According to the Justice Department press release, the district’s Asset Recovery and Victims’ Rights Division recovered $19,233,234 in forfeited assets last year.
Three U.S.-based real estate firms have agreed to turn over more than $50 million to the federal government to resolve allegations claiming they accepted narcotics proceeds through an underground exchange market.
According to the Department of Justice news release, Sefira Capital and more than 30 of its subsidiaries allegedly accepted millions of dollars in drug money laundered through the Black Market Peso Exchange, which it then reinvested in various real estate ventures.
A judge is scheduled to hear arguments this week on whether the Florida Department of Law Enforcement (FDLE) should return assets its agents seized when they executed a search warrant at the home of former Florida Department of Health data analyst Rebekah Jones.
The data analyst drew national attention last year after she accused Florida Gov. Ron DeSantis’ administration of manipulating data about the severity of the COVID-19 pandemic in the state. She told the press she was fired in May 2020 after she refused to alter the numbers to suggest the state was ready to ease lockdown restrictions.
The issue of confiscated cash and property by US law enforcement agencies has been a top concern in recent years. Organizations like The Institute of Justice based in Virginia work to protect the rights of citizens affected by unfettered civil asset forfeiture now known as policing for profit. The Institute has represented small business owners who have had funds and property taken by police even though no charges were filed or no crime was ever committed.
Some of these funds confiscated through civil asset forfeiture were eventually returned, but many have never been recovered. Once disbursed to either state or federal agencies, watchdog organizations have found it nearly impossible to locate the assets again. Many are now asking why this practice exists at all and why it is still so pervasive.
Police in Florida seized nearly $266 million in cash, homes, vehicles, and other property using forfeiture actions in 2018, more than any other state, according to a new report published by the Institute for Justice.
A majority of the seizures are from civil asset forfeiture, a tool that allows law enforcement to take cash or property they believe was involved in a crime, even if the owner is never charged.
According to the Institute of Justice report, Florida law enforcement agencies collected $246 million through forfeiture actions and almost $20 million through federal equitable sharing programs in 2018, making it a leader in property seizures in the nation.
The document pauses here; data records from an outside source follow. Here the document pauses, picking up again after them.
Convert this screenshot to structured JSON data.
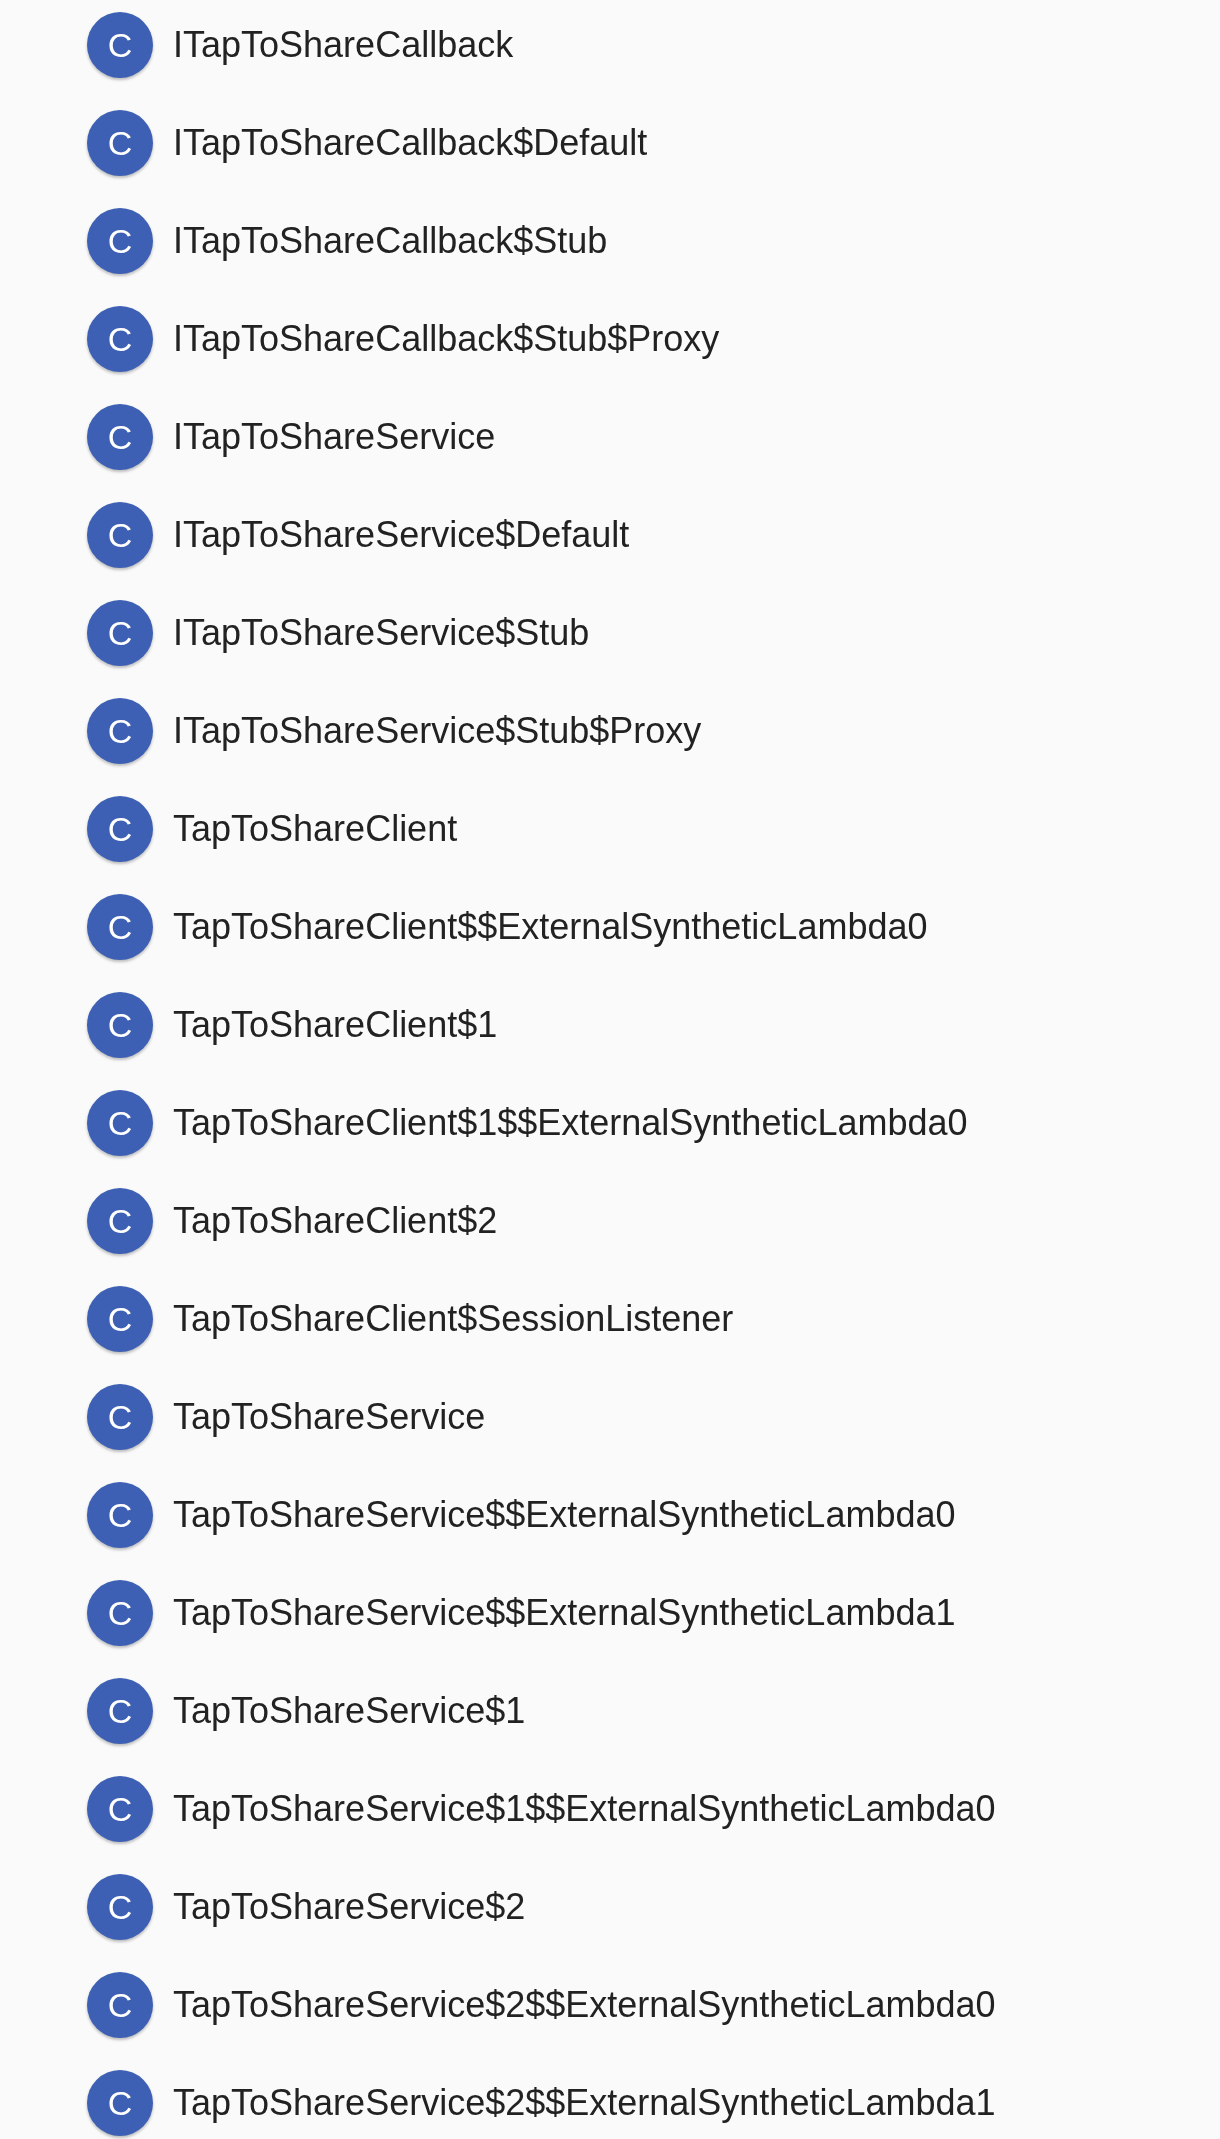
{
  "classes": [
    {
      "icon": "C",
      "name": "ITapToShareCallback"
    },
    {
      "icon": "C",
      "name": "ITapToShareCallback$Default"
    },
    {
      "icon": "C",
      "name": "ITapToShareCallback$Stub"
    },
    {
      "icon": "C",
      "name": "ITapToShareCallback$Stub$Proxy"
    },
    {
      "icon": "C",
      "name": "ITapToShareService"
    },
    {
      "icon": "C",
      "name": "ITapToShareService$Default"
    },
    {
      "icon": "C",
      "name": "ITapToShareService$Stub"
    },
    {
      "icon": "C",
      "name": "ITapToShareService$Stub$Proxy"
    },
    {
      "icon": "C",
      "name": "TapToShareClient"
    },
    {
      "icon": "C",
      "name": "TapToShareClient$$ExternalSyntheticLambda0"
    },
    {
      "icon": "C",
      "name": "TapToShareClient$1"
    },
    {
      "icon": "C",
      "name": "TapToShareClient$1$$ExternalSyntheticLambda0"
    },
    {
      "icon": "C",
      "name": "TapToShareClient$2"
    },
    {
      "icon": "C",
      "name": "TapToShareClient$SessionListener"
    },
    {
      "icon": "C",
      "name": "TapToShareService"
    },
    {
      "icon": "C",
      "name": "TapToShareService$$ExternalSyntheticLambda0"
    },
    {
      "icon": "C",
      "name": "TapToShareService$$ExternalSyntheticLambda1"
    },
    {
      "icon": "C",
      "name": "TapToShareService$1"
    },
    {
      "icon": "C",
      "name": "TapToShareService$1$$ExternalSyntheticLambda0"
    },
    {
      "icon": "C",
      "name": "TapToShareService$2"
    },
    {
      "icon": "C",
      "name": "TapToShareService$2$$ExternalSyntheticLambda0"
    },
    {
      "icon": "C",
      "name": "TapToShareService$2$$ExternalSyntheticLambda1"
    }
  ]
}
For comparison, larger states like California and Texas collected an estimated $139 million and $90 million, respectively.